Successfully Leading Change Means Balancing Vertical & Horizontal Perspectives

There are two critical types of accountability, which result in two very different mindsets. If you need to drive complex change initiatives, you have to understand both.

The first type is Accountability For Vertical Results (↑). The focus here is on expanding future possibilities. It is to create breakthroughs to higher sustainable levels of performance. The mindset is one of abundance, possibility and risk taking. It often equates to working on a business, versus within it. It also often equates to exploring disruptive innovations.

The focus of vertical thinking is on expanding future possibilities.

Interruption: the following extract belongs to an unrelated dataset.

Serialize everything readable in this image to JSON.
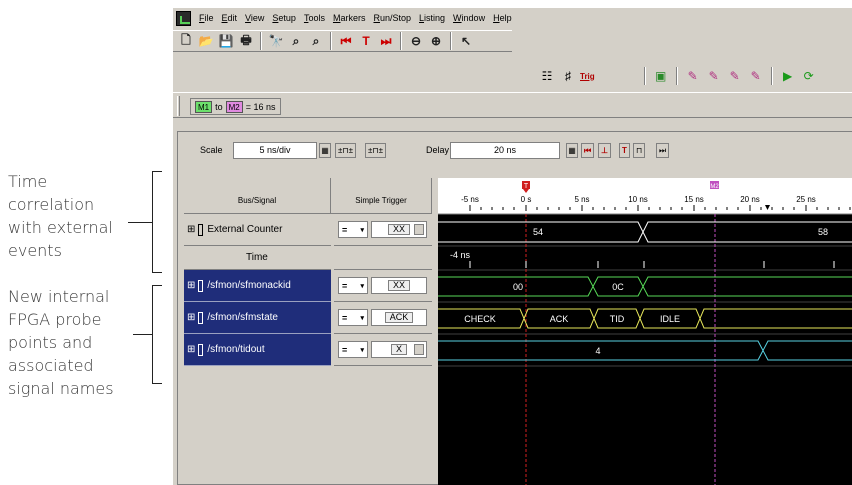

The second type is Accountability For Horizontal Results (→). The focus here is on managing risk and eliminating variability. The mindset is one of seeking safety and predictability. This often equates to working in a business, versus on it. It also often equates to quality and consistent profitability.

The focus of horizontal thinking is on managing risk and eliminating variability.

An Effective Team Or Enterprise Needs Both Ways Of Thinking

For a team or enterprise to survive and thrive, both types of accountability are essential. To successfully lead change, you work from both horizontal and vertical perspectives at the same time. For example, bringing a new product (vertical) to market with minimal risk (horizontal).

When one of these two perspectives dominates, teams or enterprises can get out of balance and performance will drop:

  • "Wishful thinking" is what happens when a vertical mindset dominates and horizontal concerns are ignored. For example, sales goes after a market without a tested product.
  • "Functionitis" occurs when a horizontal mindset overrides a vertical one. For example, an finance department puts in place cost controls that make it impossible to respond flexibly to competition.
Balancing Horizontal & Vertical Roles Is Essential For Innovation & Enterprise Evolution

Organizations need to be designed to maintain a healthy balance between these two types of accountabilities. Leaders higher in the decision-making hierarchy should have a center of gravity that is more vertical. Managers and workers lower in this hierarchy should have a center of gravity that is more horizontal.

This healthy balance is also important among leadership roles. For example, a key driver for leading change successfully is strength and power of the business leader role. Often when this more vertical role is missing, there is no effective counter-balance to (necessarily) more horizontal perspectives of functional silos. This dynamic is often the cause for failing change initiatives.

This dynamic also reveals the significance of a collaborative culture. In a collaborative culture, there is not only a healthy balance between vertical and horizontal, but the tensions that arise naturally are respected and honored.

In such a culture, leaders and team members have the skills and tools to operate in a multi-stakeholder environment and drive critical conversations to resolution.

The real power of this thinking is that it reframes the naturally occurring conflict between horizontal and vertical roles as essential to innovation and enterprise evolution.

Evaluate Leaders By Their Horizontal & Vertical Contributions

In fact, the effectiveness of leaders can be graded terms of both their horizontal and vertical contributions.

Here's a story: once upon a time an entrepreneur founded a business. Selling on her own, she grew annual revenues to $4M. At that point, she reached her limit and despite trying, could not sell at a higher rate. Recognizing that the primary constraint to growth in her business was in the sales process, the entrepreneur hired a salesman.

The salesman was very good at sales but was terrible as a co-worker. He was self-centered and sometimes even abusive. However, he did help to further grow revenues to $10M.

At this point, the salesman threatened to leave, unless he got more compensation. The entrepreneur did not like conflict and tried to avoid it.

At first, she felt like he was holding her hostage, but then she completely reversed her thinking and decided to sell him a stake in the business. She believed that this approach would compel him to better align his interests and behaviors with her needs and those of the enterprise. She also thought it would be less expensive in the short run.

The value of the firm was estimated at $5M. The salesman bought 30% of the business at a significant discount for $1.4M to be paid out of bonuses that he would receive over three years. Over the next four years he helped to grow revenues to $20M. However, his general behavior did not change.

Then, unfortunately, the salesman and now part owner, died in a nighttime helicopter-skiing accident. The entrepreneur felt relieved and guilty at the same time. Over the next year, the revenues of the business shrank back to $10M.

Then the salesmen’s widow demanded $1.5M or 30% of the value of the company. The entrepreneur negotiated a deal to pay her over 5 years. Unfortunately, this deal left her with little money to reinvest in business, and not enough to hire another sales person.

Here is the salesman’s report card:

o Horizontal Contribution: A

o Vertical Contribution: D

Conclusion: He was very successful from a horizontal perspective, but he failed from a vertical perspective.

Here is the entrepreneur’s report card:

o Horizontal Contribution: C

o Vertical Contribution: D

Conclusion: She performed worse than the salesman from a horizontal perspective, and she also failed from a vertical perspective.

In short, the salesman was a great salesman and a poor leader and the entrepreneur was just a poor leader. She made a very poor leadership and investment decision from a vertical perspective when she sold him part of her business.